Data provided:
□ □ □ □
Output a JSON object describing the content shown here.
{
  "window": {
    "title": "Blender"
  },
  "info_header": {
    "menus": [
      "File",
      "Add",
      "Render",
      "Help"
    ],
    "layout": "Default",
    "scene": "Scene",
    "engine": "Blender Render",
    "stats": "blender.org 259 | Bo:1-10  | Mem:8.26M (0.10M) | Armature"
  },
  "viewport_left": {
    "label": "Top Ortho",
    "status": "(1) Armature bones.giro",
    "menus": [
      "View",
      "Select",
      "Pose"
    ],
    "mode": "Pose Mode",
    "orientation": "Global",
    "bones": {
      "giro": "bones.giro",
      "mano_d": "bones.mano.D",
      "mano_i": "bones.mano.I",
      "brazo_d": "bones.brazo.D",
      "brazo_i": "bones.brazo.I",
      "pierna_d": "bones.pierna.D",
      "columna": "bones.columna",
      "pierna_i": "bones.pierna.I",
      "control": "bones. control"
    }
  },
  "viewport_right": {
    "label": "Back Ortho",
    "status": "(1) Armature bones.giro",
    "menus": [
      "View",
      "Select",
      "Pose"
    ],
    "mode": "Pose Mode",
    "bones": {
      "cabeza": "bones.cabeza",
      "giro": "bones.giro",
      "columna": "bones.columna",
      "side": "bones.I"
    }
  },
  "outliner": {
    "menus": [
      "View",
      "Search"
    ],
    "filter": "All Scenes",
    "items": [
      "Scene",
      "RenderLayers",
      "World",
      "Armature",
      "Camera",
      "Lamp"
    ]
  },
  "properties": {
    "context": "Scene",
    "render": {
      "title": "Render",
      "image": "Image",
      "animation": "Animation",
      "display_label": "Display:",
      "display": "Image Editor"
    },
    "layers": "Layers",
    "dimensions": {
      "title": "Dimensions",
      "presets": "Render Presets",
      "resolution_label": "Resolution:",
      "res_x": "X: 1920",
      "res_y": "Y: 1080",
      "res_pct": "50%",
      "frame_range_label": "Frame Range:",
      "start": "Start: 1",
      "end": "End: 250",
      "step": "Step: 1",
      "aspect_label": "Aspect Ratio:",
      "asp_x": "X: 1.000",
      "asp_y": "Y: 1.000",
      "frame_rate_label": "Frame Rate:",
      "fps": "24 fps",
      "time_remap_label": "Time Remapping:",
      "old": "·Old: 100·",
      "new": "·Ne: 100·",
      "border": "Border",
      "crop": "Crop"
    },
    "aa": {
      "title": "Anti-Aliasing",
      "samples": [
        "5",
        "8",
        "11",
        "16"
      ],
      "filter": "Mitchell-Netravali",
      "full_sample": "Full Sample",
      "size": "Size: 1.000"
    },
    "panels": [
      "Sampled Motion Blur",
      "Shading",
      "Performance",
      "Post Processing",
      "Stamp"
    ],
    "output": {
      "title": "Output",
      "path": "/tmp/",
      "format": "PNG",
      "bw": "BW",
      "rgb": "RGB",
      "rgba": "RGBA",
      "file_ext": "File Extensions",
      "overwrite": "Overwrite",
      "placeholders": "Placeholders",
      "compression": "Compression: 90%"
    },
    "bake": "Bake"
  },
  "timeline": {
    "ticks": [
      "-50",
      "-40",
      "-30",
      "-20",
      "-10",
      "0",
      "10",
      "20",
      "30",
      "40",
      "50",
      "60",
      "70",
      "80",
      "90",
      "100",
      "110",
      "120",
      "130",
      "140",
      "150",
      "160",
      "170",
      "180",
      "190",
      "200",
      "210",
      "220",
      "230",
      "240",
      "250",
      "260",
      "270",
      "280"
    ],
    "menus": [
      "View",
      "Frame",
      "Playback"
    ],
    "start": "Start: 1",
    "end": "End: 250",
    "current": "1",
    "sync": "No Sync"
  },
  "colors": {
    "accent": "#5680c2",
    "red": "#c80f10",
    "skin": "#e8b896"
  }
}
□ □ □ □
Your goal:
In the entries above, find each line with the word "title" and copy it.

Response area:
    "title": "Blender"
      "title": "Render",
      "title": "Dimensions",
      "title": "Anti-Aliasing",
      "title": "Output",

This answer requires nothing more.